Iwata Explains What Happened with the Wii Vitality Sensor
The Wii Vitality Sensor is one of the most confusing peripherals ever conceived for a video game console. What types of games could possibly use it? Would it even be used for games? Would Nintendo develop strange Wii channels to actually give some purpose to the accessory?
When announced, the Vitality Sensor left many gamers underwhelmed. People didn't seem to care about the accessory because it didn't look like something that could be used for any quality games. In response, Nintendo ceased talking about the Vitality Sensor, and gamers forgot all about it.

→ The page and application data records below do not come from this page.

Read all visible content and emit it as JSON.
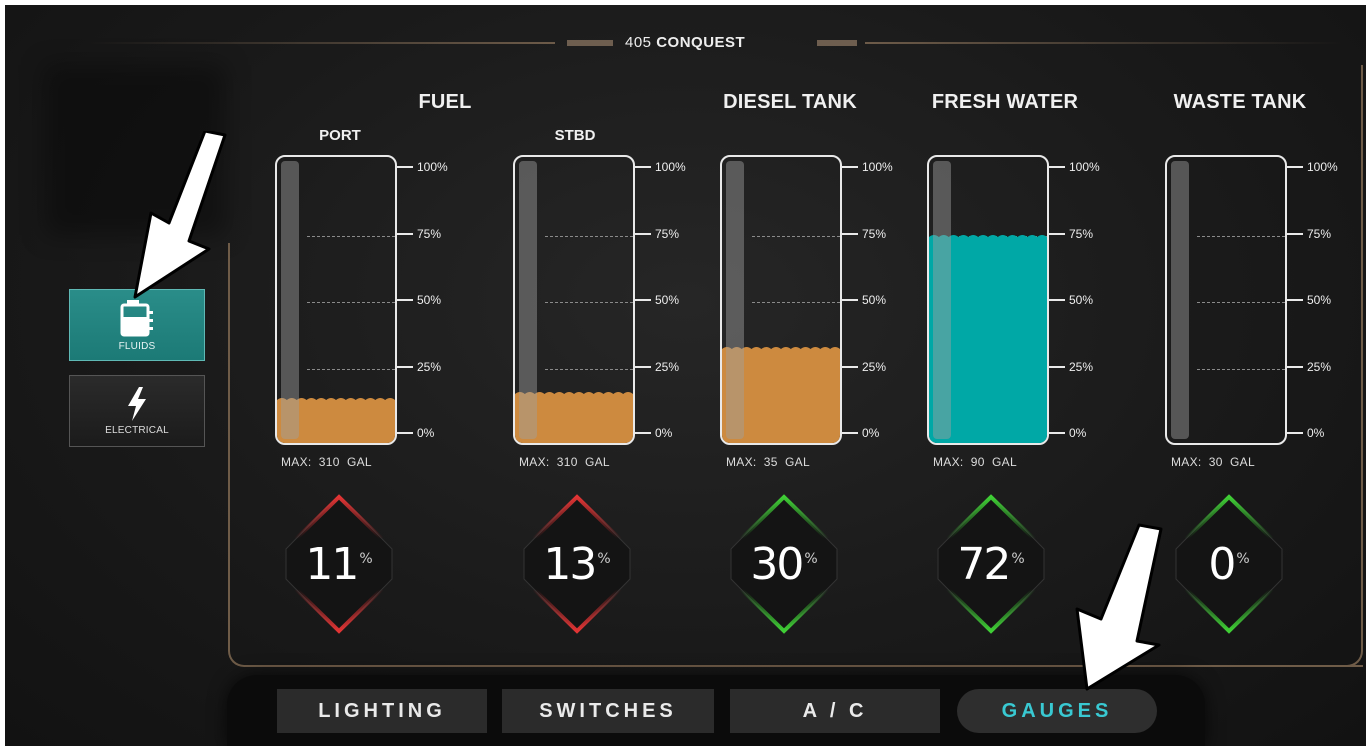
{
  "header": {
    "title_prefix": "405",
    "title_bold": "CONQUEST"
  },
  "side_nav": [
    {
      "label": "FLUIDS",
      "icon": "fluid-tank-icon",
      "active": true
    },
    {
      "label": "ELECTRICAL",
      "icon": "lightning-bolt-icon",
      "active": false
    }
  ],
  "groups": {
    "fuel": "FUEL",
    "diesel": "DIESEL TANK",
    "fresh": "FRESH WATER",
    "waste": "WASTE TANK",
    "port": "PORT",
    "stbd": "STBD"
  },
  "scale_labels": [
    "100%",
    "75%",
    "50%",
    "25%",
    "0%"
  ],
  "tanks": [
    {
      "id": "port",
      "max_label": "MAX:",
      "max_value": "310",
      "unit": "GAL",
      "level": 0.11,
      "readout": "11",
      "pct": "%",
      "fill_color": "#cd8a3f",
      "status_color": "#e23434"
    },
    {
      "id": "stbd",
      "max_label": "MAX:",
      "max_value": "310",
      "unit": "GAL",
      "level": 0.13,
      "readout": "13",
      "pct": "%",
      "fill_color": "#cd8a3f",
      "status_color": "#e23434"
    },
    {
      "id": "diesel",
      "max_label": "MAX:",
      "max_value": "35",
      "unit": "GAL",
      "level": 0.3,
      "readout": "30",
      "pct": "%",
      "fill_color": "#cd8a3f",
      "status_color": "#3fcf35"
    },
    {
      "id": "fresh",
      "max_label": "MAX:",
      "max_value": "90",
      "unit": "GAL",
      "level": 0.72,
      "readout": "72",
      "pct": "%",
      "fill_color": "#00a8a6",
      "status_color": "#3fcf35"
    },
    {
      "id": "waste",
      "max_label": "MAX:",
      "max_value": "30",
      "unit": "GAL",
      "level": 0.0,
      "readout": "0",
      "pct": "%",
      "fill_color": "#cd8a3f",
      "status_color": "#3fcf35"
    }
  ],
  "tabs": [
    {
      "label": "LIGHTING",
      "active": false
    },
    {
      "label": "SWITCHES",
      "active": false
    },
    {
      "label": "A / C",
      "active": false
    },
    {
      "label": "GAUGES",
      "active": true
    }
  ],
  "colors": {
    "accent": "#39c9d2",
    "frame": "#6f5c48",
    "fluids_button": "#1f807c"
  }
}
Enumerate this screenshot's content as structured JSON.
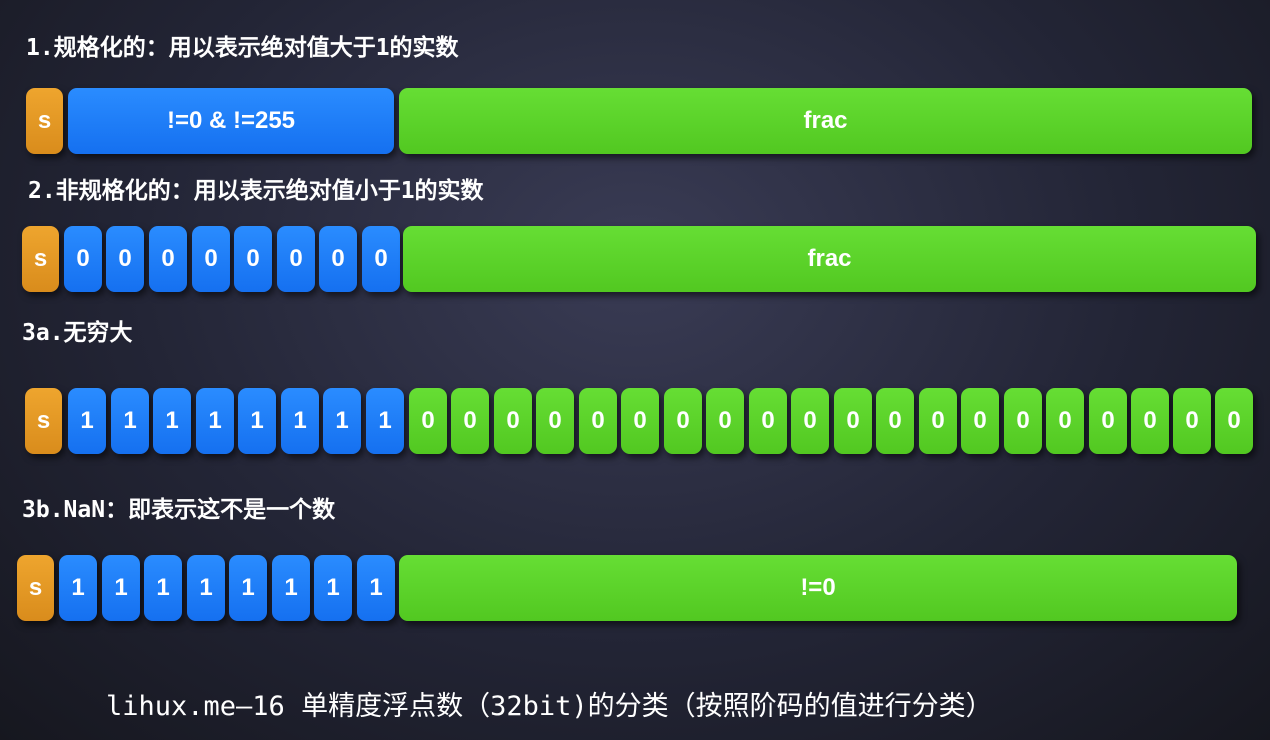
{
  "sections": {
    "normalized": {
      "heading": "1.规格化的：用以表示绝对值大于1的实数",
      "sign": "s",
      "exponent": "!=0 & !=255",
      "fraction": "frac"
    },
    "denormalized": {
      "heading": "2.非规格化的：用以表示绝对值小于1的实数",
      "sign": "s",
      "exponent_bits": [
        "0",
        "0",
        "0",
        "0",
        "0",
        "0",
        "0",
        "0"
      ],
      "fraction": "frac"
    },
    "infinity": {
      "heading": "3a.无穷大",
      "sign": "s",
      "exponent_bits": [
        "1",
        "1",
        "1",
        "1",
        "1",
        "1",
        "1",
        "1"
      ],
      "fraction_bits": [
        "0",
        "0",
        "0",
        "0",
        "0",
        "0",
        "0",
        "0",
        "0",
        "0",
        "0",
        "0",
        "0",
        "0",
        "0",
        "0",
        "0",
        "0",
        "0",
        "0"
      ]
    },
    "nan": {
      "heading": "3b.NaN：即表示这不是一个数",
      "sign": "s",
      "exponent_bits": [
        "1",
        "1",
        "1",
        "1",
        "1",
        "1",
        "1",
        "1"
      ],
      "fraction": "!=0"
    }
  },
  "caption": "lihux.me—16 单精度浮点数（32bit)的分类（按照阶码的值进行分类）",
  "colors": {
    "sign": "#e39620",
    "exponent": "#1a7cf8",
    "fraction": "#5fd62c",
    "text": "#ffffff"
  }
}
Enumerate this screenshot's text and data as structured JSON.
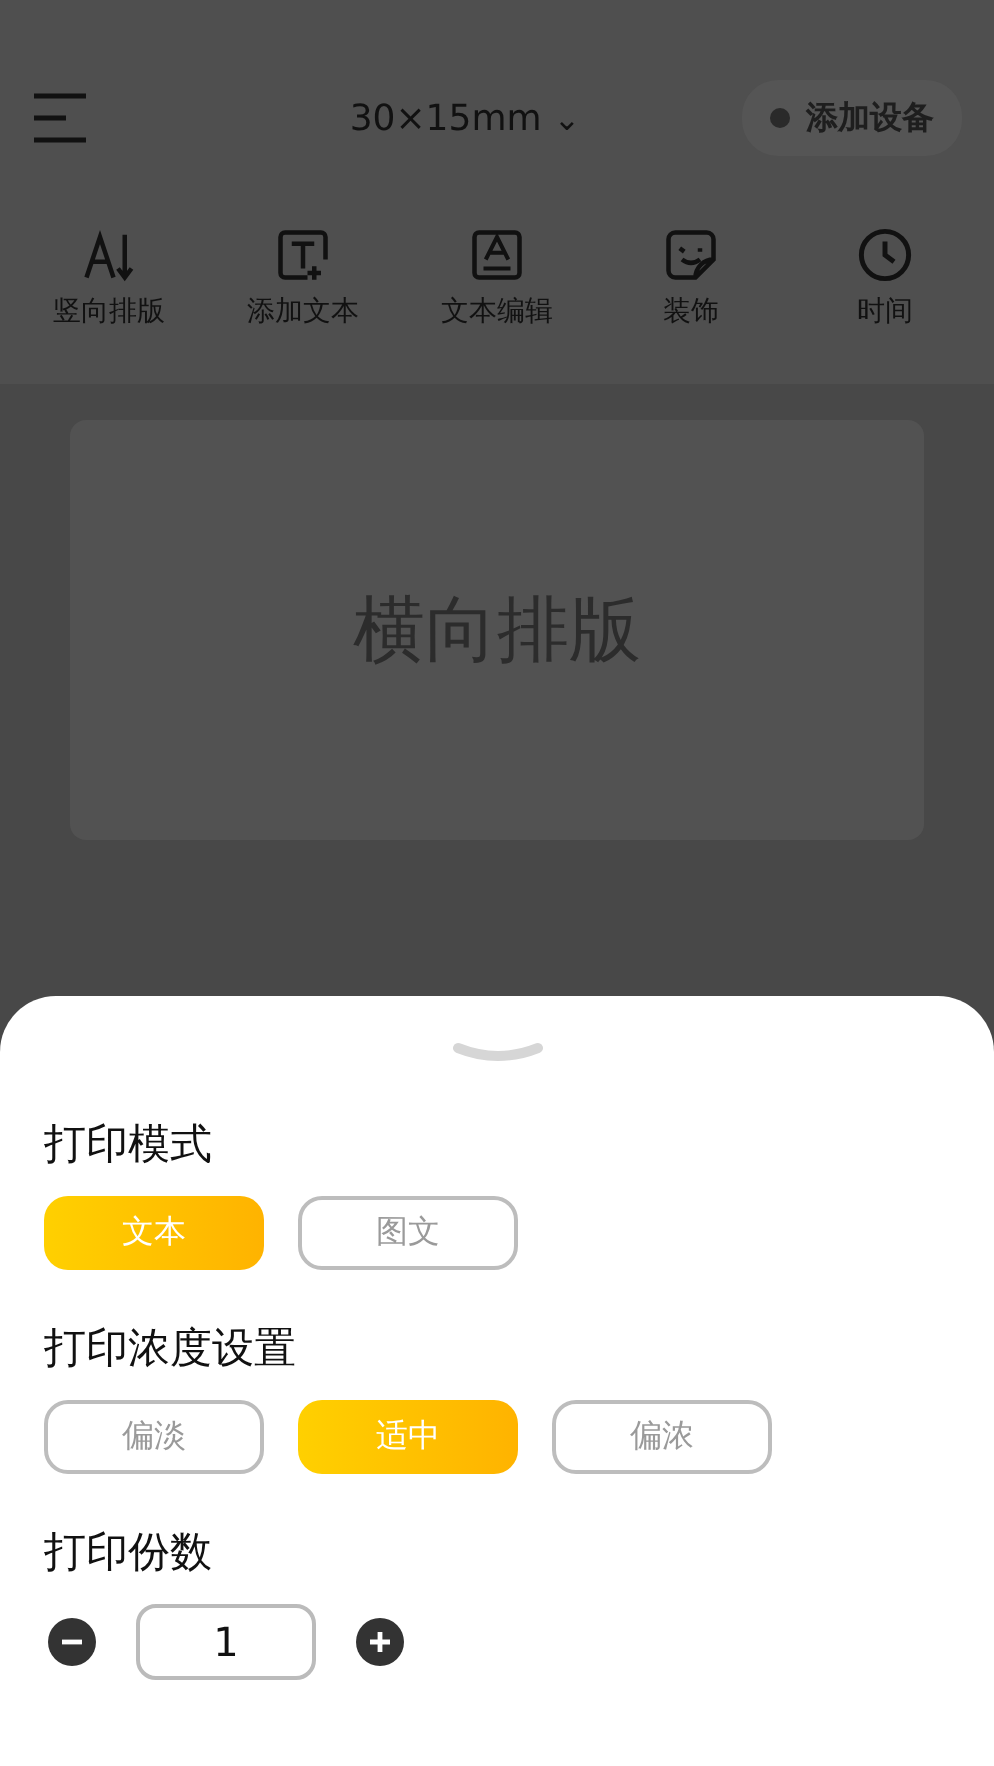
{
  "header": {
    "size": "30×15mm",
    "chevron": "⌄",
    "device_button": "添加设备"
  },
  "tools": [
    {
      "kind": "vertical",
      "label": "竖向排版"
    },
    {
      "kind": "addtext",
      "label": "添加文本"
    },
    {
      "kind": "edittext",
      "label": "文本编辑"
    },
    {
      "kind": "sticker",
      "label": "装饰"
    },
    {
      "kind": "clock",
      "label": "时间"
    }
  ],
  "label_preview": {
    "text": "横向排版"
  },
  "sheet": {
    "sections": [
      {
        "title": "打印模式",
        "options": [
          {
            "label": "文本",
            "selected": true
          },
          {
            "label": "图文",
            "selected": false
          }
        ]
      },
      {
        "title": "打印浓度设置",
        "options": [
          {
            "label": "偏淡",
            "selected": false
          },
          {
            "label": "适中",
            "selected": true
          },
          {
            "label": "偏浓",
            "selected": false
          }
        ]
      }
    ],
    "copies": {
      "title": "打印份数",
      "value": "1"
    }
  }
}
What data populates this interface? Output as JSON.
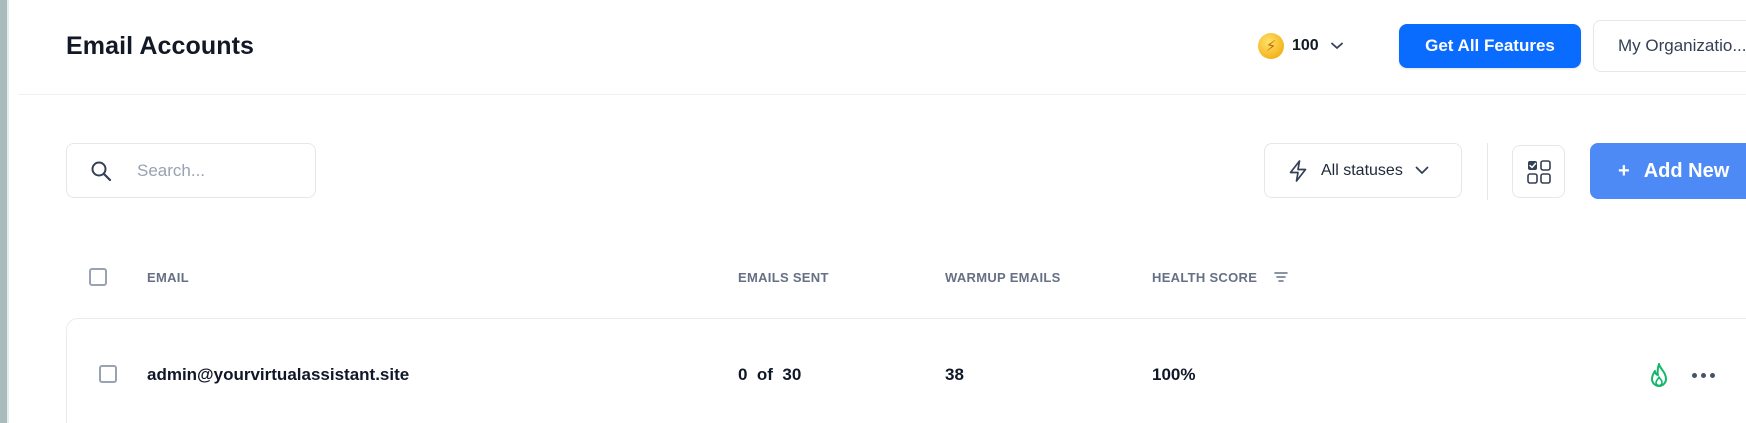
{
  "header": {
    "title": "Email Accounts",
    "credits": "100",
    "credits_icon": "lightning-coin-icon",
    "cta_label": "Get All Features",
    "org_label": "My Organizatio..."
  },
  "toolbar": {
    "search_placeholder": "Search...",
    "status_filter_label": "All statuses",
    "add_label": "Add New",
    "add_icon": "+"
  },
  "table": {
    "columns": [
      "EMAIL",
      "EMAILS SENT",
      "WARMUP EMAILS",
      "HEALTH SCORE"
    ],
    "rows": [
      {
        "email": "admin@yourvirtualassistant.site",
        "emails_sent": "0  of  30",
        "warmup_emails": "38",
        "health_score": "100%"
      }
    ]
  },
  "colors": {
    "primary": "#0a6cff",
    "add_button": "#4d8af5",
    "fire_green": "#12b76a"
  }
}
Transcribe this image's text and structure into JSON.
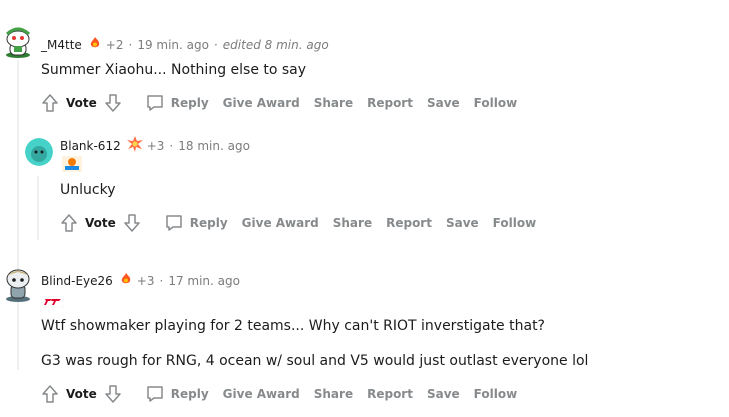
{
  "comments": [
    {
      "username": "_M4tte",
      "points": "+2",
      "time": "19 min. ago",
      "edited": "edited 8 min. ago",
      "body": [
        "Summer Xiaohu... Nothing else to say"
      ],
      "award_icon": "flame-award-icon"
    },
    {
      "username": "Blank-612",
      "points": "+3",
      "time": "18 min. ago",
      "body": [
        "Unlucky"
      ],
      "award_icon": "burst-award-icon"
    },
    {
      "username": "Blind-Eye26",
      "points": "+3",
      "time": "17 min. ago",
      "body": [
        "Wtf showmaker playing for 2 teams... Why can't RIOT inverstigate that?",
        "G3 was rough for RNG, 4 ocean w/ soul and V5 would just outlast everyone lol"
      ],
      "award_icon": "flame-award-icon"
    }
  ],
  "actions": {
    "vote": "Vote",
    "reply": "Reply",
    "give_award": "Give Award",
    "share": "Share",
    "report": "Report",
    "save": "Save",
    "follow": "Follow"
  },
  "colors": {
    "thread_line": "#edeff1",
    "meta_text": "#7c7c7c",
    "action_text": "#878a8c"
  }
}
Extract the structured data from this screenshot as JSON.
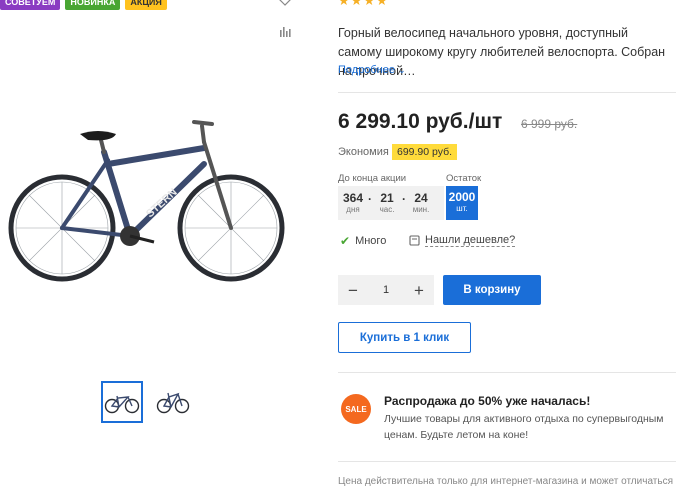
{
  "badges": [
    "Советуем",
    "Новинка",
    "Акция"
  ],
  "description": "Горный велосипед начального уровня, доступный самому широкому кругу любителей велоспорта. Собран на прочной…",
  "more_link": "Подробнее",
  "price": "6 299.10 руб./шт",
  "old_price": "6 999 руб.",
  "economy": {
    "label": "Экономия",
    "value": "699.90 руб."
  },
  "timer": {
    "label": "До конца акции",
    "days": "364",
    "days_unit": "дня",
    "hours": "21",
    "hours_unit": "час.",
    "minutes": "24",
    "minutes_unit": "мин."
  },
  "stock": {
    "label": "Остаток",
    "value": "2000",
    "unit": "шт."
  },
  "availability": "Много",
  "cheaper_link": "Нашли дешевле?",
  "quantity": {
    "value": "1",
    "minus": "−",
    "plus": "+"
  },
  "cart_button": "В корзину",
  "oneclick_button": "Купить в 1 клик",
  "promo": {
    "badge": "SALE",
    "title": "Распродажа до 50% уже началась!",
    "text": "Лучшие товары для активного отдыха по супервыгодным ценам. Будьте летом на коне!"
  },
  "disclaimer": "Цена действительна только для интернет-магазина и может отличаться",
  "colors": {
    "accent": "#1a6ed8",
    "star": "#f6b026",
    "sale": "#f4691f",
    "highlight": "#ffdb3b"
  },
  "icons": [
    "heart-icon",
    "compare-icon",
    "check-icon",
    "price-tag-icon",
    "chevron-down-icon"
  ]
}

The Wii manufacturer recently brought up the Vitality Sensor, saying that the device was still in development. This news was a lot more interesting than the concept itself, but the company is intent on releasing the peripheral for the Wii. Satoru Iwata shed more light on the Vitality Sensor, claiming it would provide an interesting experience for Wii owners and that it was something Nintendo was looking forward to putting on the market.
"This is a totally new type of entertainment," Iwata said in a financial results briefing for Nintendo, "and there are large individual differences in biological information of humans. For example, if it was acceptable that only 80 percent of the users thought the result was natural, then we could propose this to consumers right now. However, we are aiming for a level of quality in which 99 percent of consumers feel comfortable, and that is why this project is taking time to compete."
Iwata finished by stating that he could not give a precise completion date at the time due to developmental circumstances. Are we likely to hear about this accessory at E3 this year? Probably not. Even if we do, all everyone will care about is Project Cafe. How will this peripheral fare, and what type of reaction will it get being launched so late into the Wii's lifespan?